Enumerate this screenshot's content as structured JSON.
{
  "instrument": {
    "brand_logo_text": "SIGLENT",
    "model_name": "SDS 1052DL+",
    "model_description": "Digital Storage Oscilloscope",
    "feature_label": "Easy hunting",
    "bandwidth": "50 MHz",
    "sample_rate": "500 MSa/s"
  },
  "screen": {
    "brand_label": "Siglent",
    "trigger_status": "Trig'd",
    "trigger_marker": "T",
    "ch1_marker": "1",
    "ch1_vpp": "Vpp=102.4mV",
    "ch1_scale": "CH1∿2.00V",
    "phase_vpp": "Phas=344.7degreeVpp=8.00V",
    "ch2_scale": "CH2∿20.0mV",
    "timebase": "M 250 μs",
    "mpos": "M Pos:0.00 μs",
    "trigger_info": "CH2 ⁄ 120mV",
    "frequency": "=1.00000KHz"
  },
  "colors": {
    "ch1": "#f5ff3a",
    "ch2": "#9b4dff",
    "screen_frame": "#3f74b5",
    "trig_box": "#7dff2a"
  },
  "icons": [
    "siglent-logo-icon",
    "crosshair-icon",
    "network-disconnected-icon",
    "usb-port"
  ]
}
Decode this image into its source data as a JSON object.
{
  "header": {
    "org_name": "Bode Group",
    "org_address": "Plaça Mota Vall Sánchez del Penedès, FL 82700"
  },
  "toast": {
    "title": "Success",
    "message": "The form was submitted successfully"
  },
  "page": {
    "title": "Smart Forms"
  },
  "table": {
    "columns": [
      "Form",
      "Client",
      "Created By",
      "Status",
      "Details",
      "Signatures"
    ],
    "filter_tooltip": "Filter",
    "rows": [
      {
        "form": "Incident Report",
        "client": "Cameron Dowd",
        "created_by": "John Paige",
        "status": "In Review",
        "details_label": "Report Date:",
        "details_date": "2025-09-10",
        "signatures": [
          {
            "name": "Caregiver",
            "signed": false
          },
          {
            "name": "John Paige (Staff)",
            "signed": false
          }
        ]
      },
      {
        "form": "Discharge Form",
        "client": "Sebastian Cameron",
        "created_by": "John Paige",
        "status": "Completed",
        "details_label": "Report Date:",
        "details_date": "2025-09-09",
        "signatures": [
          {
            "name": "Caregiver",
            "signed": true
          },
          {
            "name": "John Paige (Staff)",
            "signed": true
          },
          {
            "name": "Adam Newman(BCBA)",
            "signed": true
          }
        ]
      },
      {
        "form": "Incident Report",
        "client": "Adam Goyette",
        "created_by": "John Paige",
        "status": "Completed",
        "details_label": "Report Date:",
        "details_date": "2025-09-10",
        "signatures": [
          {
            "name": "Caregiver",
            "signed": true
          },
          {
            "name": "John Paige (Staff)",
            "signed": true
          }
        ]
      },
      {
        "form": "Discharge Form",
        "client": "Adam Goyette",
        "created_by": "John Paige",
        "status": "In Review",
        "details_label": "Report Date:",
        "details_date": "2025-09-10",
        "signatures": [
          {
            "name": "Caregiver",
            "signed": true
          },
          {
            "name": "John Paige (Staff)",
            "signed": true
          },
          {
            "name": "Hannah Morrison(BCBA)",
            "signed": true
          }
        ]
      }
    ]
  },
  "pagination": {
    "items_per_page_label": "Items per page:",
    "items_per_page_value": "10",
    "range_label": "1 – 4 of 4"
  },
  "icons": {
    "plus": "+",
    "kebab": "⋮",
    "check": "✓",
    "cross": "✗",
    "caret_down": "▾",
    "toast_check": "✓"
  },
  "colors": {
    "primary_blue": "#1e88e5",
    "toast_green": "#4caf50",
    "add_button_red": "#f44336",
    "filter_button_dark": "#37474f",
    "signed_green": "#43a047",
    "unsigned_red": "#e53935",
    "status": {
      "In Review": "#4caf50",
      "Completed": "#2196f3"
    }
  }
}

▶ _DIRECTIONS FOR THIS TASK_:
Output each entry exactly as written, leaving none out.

▶ _THE ANSWER_:
Enumerate this screenshot's content as structured JSON.
{
  "instrument": {
    "brand_logo_text": "SIGLENT",
    "model_name": "SDS 1052DL+",
    "model_description": "Digital Storage Oscilloscope",
    "feature_label": "Easy hunting",
    "bandwidth": "50 MHz",
    "sample_rate": "500 MSa/s"
  },
  "screen": {
    "brand_label": "Siglent",
    "trigger_status": "Trig'd",
    "trigger_marker": "T",
    "ch1_marker": "1",
    "ch1_vpp": "Vpp=102.4mV",
    "ch1_scale": "CH1∿2.00V",
    "phase_vpp": "Phas=344.7degreeVpp=8.00V",
    "ch2_scale": "CH2∿20.0mV",
    "timebase": "M 250 μs",
    "mpos": "M Pos:0.00 μs",
    "trigger_info": "CH2 ⁄ 120mV",
    "frequency": "=1.00000KHz"
  },
  "colors": {
    "ch1": "#f5ff3a",
    "ch2": "#9b4dff",
    "screen_frame": "#3f74b5",
    "trig_box": "#7dff2a"
  },
  "icons": [
    "siglent-logo-icon",
    "crosshair-icon",
    "network-disconnected-icon",
    "usb-port"
  ]
}
Decode this image into its source data as a JSON object.
{
  "header": {
    "org_name": "Bode Group",
    "org_address": "Plaça Mota Vall Sánchez del Penedès, FL 82700"
  },
  "toast": {
    "title": "Success",
    "message": "The form was submitted successfully"
  },
  "page": {
    "title": "Smart Forms"
  },
  "table": {
    "columns": [
      "Form",
      "Client",
      "Created By",
      "Status",
      "Details",
      "Signatures"
    ],
    "filter_tooltip": "Filter",
    "rows": [
      {
        "form": "Incident Report",
        "client": "Cameron Dowd",
        "created_by": "John Paige",
        "status": "In Review",
        "details_label": "Report Date:",
        "details_date": "2025-09-10",
        "signatures": [
          {
            "name": "Caregiver",
            "signed": false
          },
          {
            "name": "John Paige (Staff)",
            "signed": false
          }
        ]
      },
      {
        "form": "Discharge Form",
        "client": "Sebastian Cameron",
        "created_by": "John Paige",
        "status": "Completed",
        "details_label": "Report Date:",
        "details_date": "2025-09-09",
        "signatures": [
          {
            "name": "Caregiver",
            "signed": true
          },
          {
            "name": "John Paige (Staff)",
            "signed": true
          },
          {
            "name": "Adam Newman(BCBA)",
            "signed": true
          }
        ]
      },
      {
        "form": "Incident Report",
        "client": "Adam Goyette",
        "created_by": "John Paige",
        "status": "Completed",
        "details_label": "Report Date:",
        "details_date": "2025-09-10",
        "signatures": [
          {
            "name": "Caregiver",
            "signed": true
          },
          {
            "name": "John Paige (Staff)",
            "signed": true
          }
        ]
      },
      {
        "form": "Discharge Form",
        "client": "Adam Goyette",
        "created_by": "John Paige",
        "status": "In Review",
        "details_label": "Report Date:",
        "details_date": "2025-09-10",
        "signatures": [
          {
            "name": "Caregiver",
            "signed": true
          },
          {
            "name": "John Paige (Staff)",
            "signed": true
          },
          {
            "name": "Hannah Morrison(BCBA)",
            "signed": true
          }
        ]
      }
    ]
  },
  "pagination": {
    "items_per_page_label": "Items per page:",
    "items_per_page_value": "10",
    "range_label": "1 – 4 of 4"
  },
  "icons": {
    "plus": "+",
    "kebab": "⋮",
    "check": "✓",
    "cross": "✗",
    "caret_down": "▾",
    "toast_check": "✓"
  },
  "colors": {
    "primary_blue": "#1e88e5",
    "toast_green": "#4caf50",
    "add_button_red": "#f44336",
    "filter_button_dark": "#37474f",
    "signed_green": "#43a047",
    "unsigned_red": "#e53935",
    "status": {
      "In Review": "#4caf50",
      "Completed": "#2196f3"
    }
  }
}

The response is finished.